BEGIN Exercise data

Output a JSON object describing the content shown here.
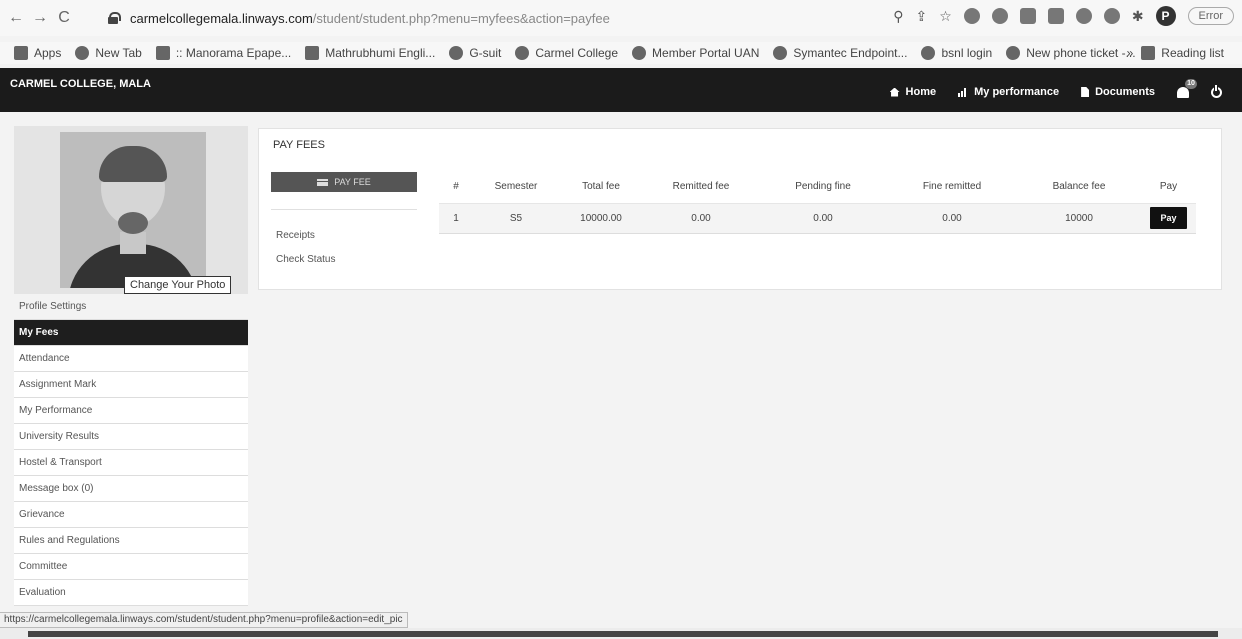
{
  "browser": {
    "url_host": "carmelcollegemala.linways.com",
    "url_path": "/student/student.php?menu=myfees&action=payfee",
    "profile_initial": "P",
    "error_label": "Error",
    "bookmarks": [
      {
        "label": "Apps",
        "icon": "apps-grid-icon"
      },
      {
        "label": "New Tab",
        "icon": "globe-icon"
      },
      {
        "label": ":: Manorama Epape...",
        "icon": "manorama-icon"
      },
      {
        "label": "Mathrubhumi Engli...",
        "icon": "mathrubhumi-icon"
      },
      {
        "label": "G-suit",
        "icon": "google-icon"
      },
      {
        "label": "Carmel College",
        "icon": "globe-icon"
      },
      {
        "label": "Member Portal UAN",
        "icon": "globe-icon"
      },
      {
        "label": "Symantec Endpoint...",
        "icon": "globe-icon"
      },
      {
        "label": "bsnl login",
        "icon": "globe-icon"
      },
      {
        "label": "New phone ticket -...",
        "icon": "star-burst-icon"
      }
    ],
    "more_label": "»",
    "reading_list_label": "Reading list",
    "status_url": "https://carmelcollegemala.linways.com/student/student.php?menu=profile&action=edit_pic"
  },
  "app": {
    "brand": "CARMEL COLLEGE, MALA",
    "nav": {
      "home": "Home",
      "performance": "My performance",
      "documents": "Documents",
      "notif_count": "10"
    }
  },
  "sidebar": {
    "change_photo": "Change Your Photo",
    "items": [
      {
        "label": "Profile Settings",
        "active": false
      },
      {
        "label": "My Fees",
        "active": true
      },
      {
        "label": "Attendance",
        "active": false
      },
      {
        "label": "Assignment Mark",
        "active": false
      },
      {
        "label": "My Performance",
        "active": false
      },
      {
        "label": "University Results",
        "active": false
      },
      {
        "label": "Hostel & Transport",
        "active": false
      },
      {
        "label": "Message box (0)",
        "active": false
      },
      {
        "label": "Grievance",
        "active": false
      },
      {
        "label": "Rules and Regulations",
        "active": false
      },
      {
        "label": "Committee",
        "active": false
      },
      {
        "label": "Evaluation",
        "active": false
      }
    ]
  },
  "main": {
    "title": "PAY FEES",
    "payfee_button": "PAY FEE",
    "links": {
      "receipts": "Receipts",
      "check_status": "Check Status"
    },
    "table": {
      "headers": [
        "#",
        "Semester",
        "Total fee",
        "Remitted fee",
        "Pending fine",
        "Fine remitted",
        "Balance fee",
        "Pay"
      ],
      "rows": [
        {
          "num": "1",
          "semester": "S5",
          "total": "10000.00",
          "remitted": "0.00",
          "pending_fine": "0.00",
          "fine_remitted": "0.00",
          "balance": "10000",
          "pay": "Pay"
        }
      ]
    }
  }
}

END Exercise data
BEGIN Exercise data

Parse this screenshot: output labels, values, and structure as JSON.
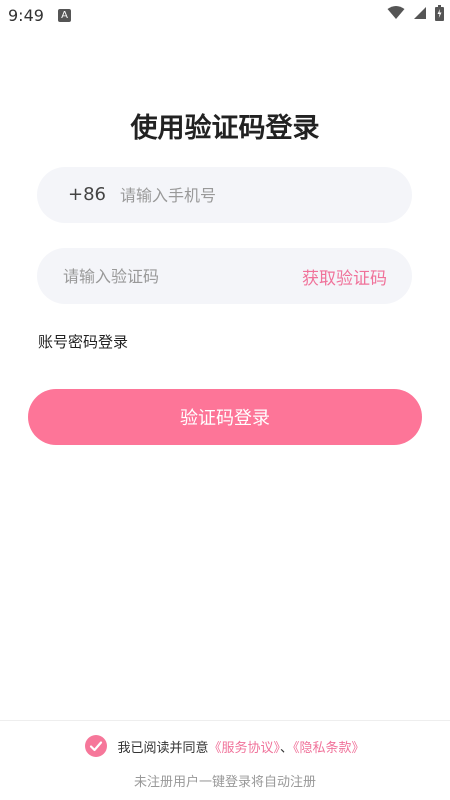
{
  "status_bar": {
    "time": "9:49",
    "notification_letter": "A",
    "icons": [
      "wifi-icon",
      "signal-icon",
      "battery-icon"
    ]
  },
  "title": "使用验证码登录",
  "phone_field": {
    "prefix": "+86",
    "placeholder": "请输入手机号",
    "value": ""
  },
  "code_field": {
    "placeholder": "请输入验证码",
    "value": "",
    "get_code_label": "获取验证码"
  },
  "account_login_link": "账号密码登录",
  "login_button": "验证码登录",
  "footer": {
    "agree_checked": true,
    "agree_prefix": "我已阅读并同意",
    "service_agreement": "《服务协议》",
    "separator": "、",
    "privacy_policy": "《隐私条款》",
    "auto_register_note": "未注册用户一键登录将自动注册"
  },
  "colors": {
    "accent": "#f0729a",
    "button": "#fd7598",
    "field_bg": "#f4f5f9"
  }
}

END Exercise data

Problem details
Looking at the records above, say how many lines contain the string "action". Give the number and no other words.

Your response
2